▶ _Requirement_: The response should consist of every record, reproduced exactly.

▶ _Records for this task_:
------------------------------

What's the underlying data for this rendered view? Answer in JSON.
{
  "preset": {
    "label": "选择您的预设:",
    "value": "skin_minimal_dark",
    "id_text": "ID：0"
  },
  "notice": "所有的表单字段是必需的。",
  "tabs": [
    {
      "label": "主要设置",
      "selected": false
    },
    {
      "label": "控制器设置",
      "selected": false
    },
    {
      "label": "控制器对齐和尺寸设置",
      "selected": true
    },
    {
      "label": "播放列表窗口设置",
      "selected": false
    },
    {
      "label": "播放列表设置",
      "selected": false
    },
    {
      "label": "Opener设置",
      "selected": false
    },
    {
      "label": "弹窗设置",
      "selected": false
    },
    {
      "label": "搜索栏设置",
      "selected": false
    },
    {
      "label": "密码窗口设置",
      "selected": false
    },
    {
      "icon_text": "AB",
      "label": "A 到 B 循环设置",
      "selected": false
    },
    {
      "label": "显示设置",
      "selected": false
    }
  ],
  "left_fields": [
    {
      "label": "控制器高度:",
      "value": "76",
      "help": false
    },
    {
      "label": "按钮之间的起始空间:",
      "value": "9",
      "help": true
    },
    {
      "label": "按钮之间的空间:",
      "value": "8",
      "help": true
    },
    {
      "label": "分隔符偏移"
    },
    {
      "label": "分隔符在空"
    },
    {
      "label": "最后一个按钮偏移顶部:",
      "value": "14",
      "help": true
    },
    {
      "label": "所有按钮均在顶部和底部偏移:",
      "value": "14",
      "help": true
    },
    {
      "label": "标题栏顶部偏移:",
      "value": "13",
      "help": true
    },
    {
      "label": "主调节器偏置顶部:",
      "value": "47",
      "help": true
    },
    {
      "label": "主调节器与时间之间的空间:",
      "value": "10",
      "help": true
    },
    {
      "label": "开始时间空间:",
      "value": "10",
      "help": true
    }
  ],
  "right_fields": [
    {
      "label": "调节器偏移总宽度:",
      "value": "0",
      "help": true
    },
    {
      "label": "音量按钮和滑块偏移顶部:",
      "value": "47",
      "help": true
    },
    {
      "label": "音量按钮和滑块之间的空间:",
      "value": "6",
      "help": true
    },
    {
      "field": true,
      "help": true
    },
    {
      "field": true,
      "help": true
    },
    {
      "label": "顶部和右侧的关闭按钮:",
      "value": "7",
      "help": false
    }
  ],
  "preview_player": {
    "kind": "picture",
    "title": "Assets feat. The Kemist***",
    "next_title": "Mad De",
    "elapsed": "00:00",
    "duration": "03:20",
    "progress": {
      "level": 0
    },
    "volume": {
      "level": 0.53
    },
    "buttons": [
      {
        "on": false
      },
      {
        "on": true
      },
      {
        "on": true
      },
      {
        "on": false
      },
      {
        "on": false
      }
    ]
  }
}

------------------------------

▶ _Written solution_:
What's the underlying data for this rendered view? Answer in JSON.
{
  "preset": {
    "label": "选择您的预设:",
    "value": "skin_minimal_dark",
    "id_text": "ID：0"
  },
  "notice": "所有的表单字段是必需的。",
  "tabs": [
    {
      "label": "主要设置",
      "selected": false
    },
    {
      "label": "控制器设置",
      "selected": false
    },
    {
      "label": "控制器对齐和尺寸设置",
      "selected": true
    },
    {
      "label": "播放列表窗口设置",
      "selected": false
    },
    {
      "label": "播放列表设置",
      "selected": false
    },
    {
      "label": "Opener设置",
      "selected": false
    },
    {
      "label": "弹窗设置",
      "selected": false
    },
    {
      "label": "搜索栏设置",
      "selected": false
    },
    {
      "label": "密码窗口设置",
      "selected": false
    },
    {
      "icon_text": "AB",
      "label": "A 到 B 循环设置",
      "selected": false
    },
    {
      "label": "显示设置",
      "selected": false
    }
  ],
  "left_fields": [
    {
      "label": "控制器高度:",
      "value": "76",
      "help": false
    },
    {
      "label": "按钮之间的起始空间:",
      "value": "9",
      "help": true
    },
    {
      "label": "按钮之间的空间:",
      "value": "8",
      "help": true
    },
    {
      "label": "分隔符偏移"
    },
    {
      "label": "分隔符在空"
    },
    {
      "label": "最后一个按钮偏移顶部:",
      "value": "14",
      "help": true
    },
    {
      "label": "所有按钮均在顶部和底部偏移:",
      "value": "14",
      "help": true
    },
    {
      "label": "标题栏顶部偏移:",
      "value": "13",
      "help": true
    },
    {
      "label": "主调节器偏置顶部:",
      "value": "47",
      "help": true
    },
    {
      "label": "主调节器与时间之间的空间:",
      "value": "10",
      "help": true
    },
    {
      "label": "开始时间空间:",
      "value": "10",
      "help": true
    }
  ],
  "right_fields": [
    {
      "label": "调节器偏移总宽度:",
      "value": "0",
      "help": true
    },
    {
      "label": "音量按钮和滑块偏移顶部:",
      "value": "47",
      "help": true
    },
    {
      "label": "音量按钮和滑块之间的空间:",
      "value": "6",
      "help": true
    },
    {
      "field": true,
      "help": true
    },
    {
      "field": true,
      "help": true
    },
    {
      "label": "顶部和右侧的关闭按钮:",
      "value": "7",
      "help": false
    }
  ],
  "preview_player": {
    "kind": "picture",
    "title": "Assets feat. The Kemist***",
    "next_title": "Mad De",
    "elapsed": "00:00",
    "duration": "03:20",
    "progress": {
      "level": 0
    },
    "volume": {
      "level": 0.53
    },
    "buttons": [
      {
        "on": false
      },
      {
        "on": true
      },
      {
        "on": true
      },
      {
        "on": false
      },
      {
        "on": false
      }
    ]
  }
}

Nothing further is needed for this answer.